Zeta Beta Tau national fraternity withdrew recognition of its GW colony Nov. 1 for hazing new members among other violations, according to GW’s Interfraternity Council.
Seventeen Zeta Beta Tau members, who are former Alpha Epsilon Pi members, were expelled from the fraternity along with 24 recruits from this year.
Officials from the national organization declined to provide details of infractions but said the members illegally instituted a pledge system, or “a two-tier membership system” in which full members had authority over newly initiated members, according to a letter from Zeta Beta Tau national President Ron Taylor.
Other violations were pledge “line-ups” and having members from the former Alpha Epsilon Pi chapter at GW participate in activities.

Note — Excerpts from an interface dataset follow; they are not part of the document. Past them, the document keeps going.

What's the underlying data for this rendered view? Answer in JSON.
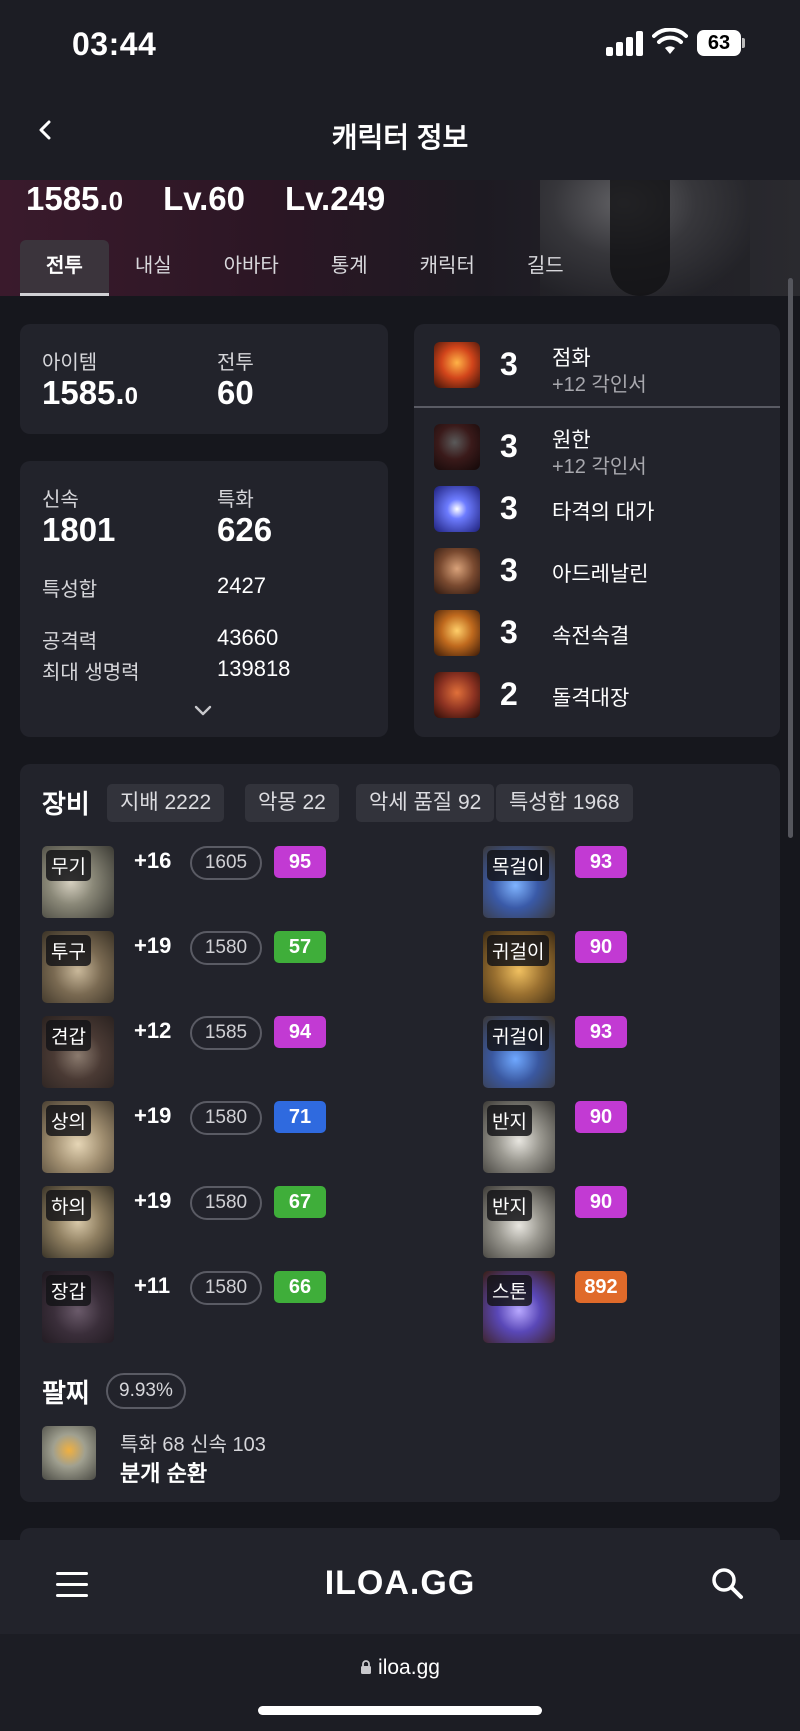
{
  "status": {
    "time": "03:44",
    "battery": "63"
  },
  "nav": {
    "title": "캐릭터 정보"
  },
  "hero": {
    "item_level_main": "1585.",
    "item_level_dec": "0",
    "combat_level": "Lv.60",
    "expedition_level": "Lv.249"
  },
  "tabs": [
    {
      "label": "전투",
      "active": true
    },
    {
      "label": "내실"
    },
    {
      "label": "아바타"
    },
    {
      "label": "통계"
    },
    {
      "label": "캐릭터"
    },
    {
      "label": "길드"
    }
  ],
  "summary": {
    "item_label": "아이템",
    "item_value_main": "1585.",
    "item_value_dec": "0",
    "combat_label": "전투",
    "combat_value": "60"
  },
  "stats": {
    "swiftness_label": "신속",
    "swiftness_value": "1801",
    "specialization_label": "특화",
    "specialization_value": "626",
    "total_label": "특성합",
    "total_value": "2427",
    "attack_label": "공격력",
    "attack_value": "43660",
    "hp_label": "최대 생명력",
    "hp_value": "139818"
  },
  "engravings": [
    {
      "level": "3",
      "name": "점화",
      "sub": "+12 각인서",
      "icon": "ignite-icon",
      "color": "#c2411b"
    },
    {
      "level": "3",
      "name": "원한",
      "sub": "+12 각인서",
      "icon": "grudge-icon",
      "color": "#5b2222"
    },
    {
      "level": "3",
      "name": "타격의 대가",
      "icon": "hit-master-icon",
      "color": "#3a49d6"
    },
    {
      "level": "3",
      "name": "아드레날린",
      "icon": "adrenaline-icon",
      "color": "#8a5a3c"
    },
    {
      "level": "3",
      "name": "속전속결",
      "icon": "swift-battle-icon",
      "color": "#b5661e"
    },
    {
      "level": "2",
      "name": "돌격대장",
      "icon": "vanguard-icon",
      "color": "#8e3322"
    }
  ],
  "equipment": {
    "title": "장비",
    "chips": [
      "지배 2222",
      "악몽 22",
      "악세 품질 92",
      "특성합 1968"
    ],
    "armor": [
      {
        "tag": "무기",
        "plus": "+16",
        "ilvl": "1605",
        "quality": "95",
        "qcolor": "#c23ad3",
        "icon": "weapon-icon"
      },
      {
        "tag": "투구",
        "plus": "+19",
        "ilvl": "1580",
        "quality": "57",
        "qcolor": "#3fae3a",
        "icon": "helmet-icon"
      },
      {
        "tag": "견갑",
        "plus": "+12",
        "ilvl": "1585",
        "quality": "94",
        "qcolor": "#c23ad3",
        "icon": "shoulder-icon"
      },
      {
        "tag": "상의",
        "plus": "+19",
        "ilvl": "1580",
        "quality": "71",
        "qcolor": "#2f6adf",
        "icon": "chest-icon"
      },
      {
        "tag": "하의",
        "plus": "+19",
        "ilvl": "1580",
        "quality": "67",
        "qcolor": "#3fae3a",
        "icon": "pants-icon"
      },
      {
        "tag": "장갑",
        "plus": "+11",
        "ilvl": "1580",
        "quality": "66",
        "qcolor": "#3fae3a",
        "icon": "gloves-icon"
      }
    ],
    "accessories": [
      {
        "tag": "목걸이",
        "quality": "93",
        "qcolor": "#c23ad3",
        "icon": "necklace-icon"
      },
      {
        "tag": "귀걸이",
        "quality": "90",
        "qcolor": "#c23ad3",
        "icon": "earring-icon"
      },
      {
        "tag": "귀걸이",
        "quality": "93",
        "qcolor": "#c23ad3",
        "icon": "earring-icon"
      },
      {
        "tag": "반지",
        "quality": "90",
        "qcolor": "#c23ad3",
        "icon": "ring-icon"
      },
      {
        "tag": "반지",
        "quality": "90",
        "qcolor": "#c23ad3",
        "icon": "ring-icon"
      },
      {
        "tag": "스톤",
        "quality": "892",
        "qcolor": "#e06a2a",
        "icon": "stone-icon"
      }
    ]
  },
  "bracelet": {
    "title": "팔찌",
    "percent": "9.93%",
    "stats": "특화 68  신속 103",
    "effects": "분개  순환"
  },
  "bottom": {
    "brand": "ILOA.GG"
  },
  "browser": {
    "url": "iloa.gg"
  }
}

The national fraternity recalled all Zeta Beta Tau manuals and regalia.
Zeta Beta Tau Executive Director Jonathan Yulish said parents called national headquarters several weeks ago complaining of hazing, spurring an investigation.
Meanwhile, GW and the IFC had conducted their own inquiries, as IFC President David received reports from several “credible sources” of Zeta Beta Tau members hazing pledges.
“It certainly wasn’t subtle hazing,” he said of the reports. “It was very blatant.”
David sent a letter to the North American Interfraternity Conference and GW officials about three weeks ago tipping them off to complaints of hazing. He said the NAIF might have contacted the national organization.
“Activities which have allegedly taken place over the past several weeks, including last week’s brawl at a Georgetown club, are a direct result of the unreliability of Zeta Beta Tau national headquarters,” David said in the letter.
SJS has been interviewing Zeta Beta Tau members ever since an Oct. 12 Georgetown bar brawl broke out involving the members, David said.
“The indication I got was that (the pledges) were going in and they were scared and they were talking,” David said, adding that he did not think GW had contacted the national organization yet.
At least one Zeta Beta Tau pledge denies the charges.
“There are a couple of kids that didn’t get bids that posed as pledges and made false accusations to national,” freshman Zeta Beta Tau initiate Adam Gerber said. “We wouldn’t have ever done this.”
President of the former Zeta Beta Tau fraternity Stu Katz declined to comment on the accusations, offering: “There was a miscommunication between ZBT national and our colony as to what we expected from them and what they expected from us.”
The Zeta Beta Tau colony has existed unrecognized by GW for the past seven months. When Alpha Epsilon Pi lost University recognition and its national chapter March 13 because of hazing violations, 17 pledges decided to pursue new fraternity options. Zeta Beta Tau national recognized the colony in April.
The colony attempted to get GW recognition the same month and was rejected in part because the members sought initiation from a new fraternity before the University recognized it.
IFC board members said they believe this proves that unrecognized fraternities on campus struggle to survive without the support of the IFC.
“I’m confident that more cooperation with the IFC would have averted this type of end for Zeta Beta Tau,” IFC Executive Vice President David Schaffer said.
David said he will push to get Zeta Beta Tau pledges to speak out about the hazing they experienced.
“Until a couple of days ago, they’ve been lied to. They were convinced that they were going to be a recognized fraternity at GW,” he said. “Now they know how much they’ve been manipulated, that they went threw all they went through for nothing, I would expect those members to come forward and say they’ve been screwed.”
Yulish said that he would like to bring Zeta Beta Tau back to GW, but any group must be willing to follow the rules.
“GW is definitely a school that we’d like to be back at, but only under the right circumstances,” he said.
When asked what the former Zeta Beta Tau members are planning to do, Katz responded optimistically.
“We don’t know yet, but we’re still going to stick together,” Katz said. “We’re definitely not going away.”
This article appeared in the November 8, 2001 issue of the Hatchet.